===== Data to examine
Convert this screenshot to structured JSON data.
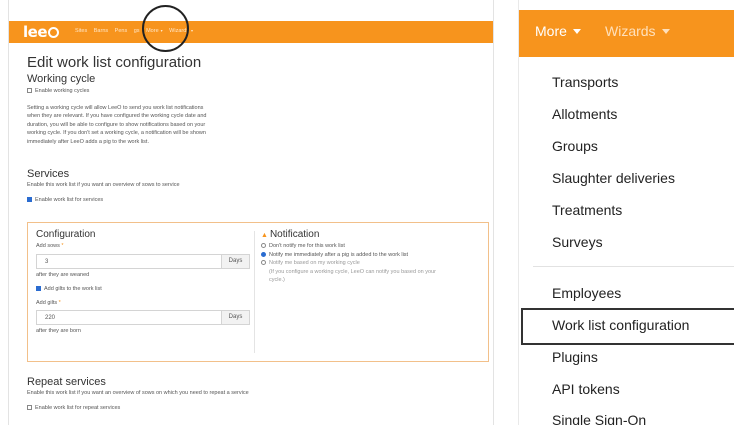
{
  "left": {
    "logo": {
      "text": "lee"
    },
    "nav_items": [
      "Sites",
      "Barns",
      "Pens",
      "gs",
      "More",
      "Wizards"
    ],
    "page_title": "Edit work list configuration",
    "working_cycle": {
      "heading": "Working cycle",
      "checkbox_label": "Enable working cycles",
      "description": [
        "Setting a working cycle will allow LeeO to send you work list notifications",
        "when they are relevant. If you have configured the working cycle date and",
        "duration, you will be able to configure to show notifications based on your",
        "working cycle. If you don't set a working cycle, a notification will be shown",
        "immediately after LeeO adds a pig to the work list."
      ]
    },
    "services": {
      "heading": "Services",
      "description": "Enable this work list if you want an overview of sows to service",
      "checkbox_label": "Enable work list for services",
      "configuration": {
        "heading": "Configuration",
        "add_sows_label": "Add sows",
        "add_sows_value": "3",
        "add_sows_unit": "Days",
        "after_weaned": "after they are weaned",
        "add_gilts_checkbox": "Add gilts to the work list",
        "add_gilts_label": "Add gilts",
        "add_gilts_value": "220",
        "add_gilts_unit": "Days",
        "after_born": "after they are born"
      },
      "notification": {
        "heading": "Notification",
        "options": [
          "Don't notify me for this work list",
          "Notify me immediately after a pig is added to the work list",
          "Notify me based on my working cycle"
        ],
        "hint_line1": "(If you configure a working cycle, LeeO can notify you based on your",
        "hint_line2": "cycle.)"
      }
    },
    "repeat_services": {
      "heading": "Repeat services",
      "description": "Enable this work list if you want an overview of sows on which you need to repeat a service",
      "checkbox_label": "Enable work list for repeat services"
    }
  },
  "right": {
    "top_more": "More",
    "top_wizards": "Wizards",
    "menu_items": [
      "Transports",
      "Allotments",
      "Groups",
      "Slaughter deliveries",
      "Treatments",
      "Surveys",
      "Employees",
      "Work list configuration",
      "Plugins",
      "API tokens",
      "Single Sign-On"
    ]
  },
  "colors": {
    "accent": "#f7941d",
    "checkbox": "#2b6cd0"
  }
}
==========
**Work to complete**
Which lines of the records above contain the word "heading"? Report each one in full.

**Solution**
      "heading": "Working cycle",
      "heading": "Services",
        "heading": "Configuration",
        "heading": "Notification",
      "heading": "Repeat services",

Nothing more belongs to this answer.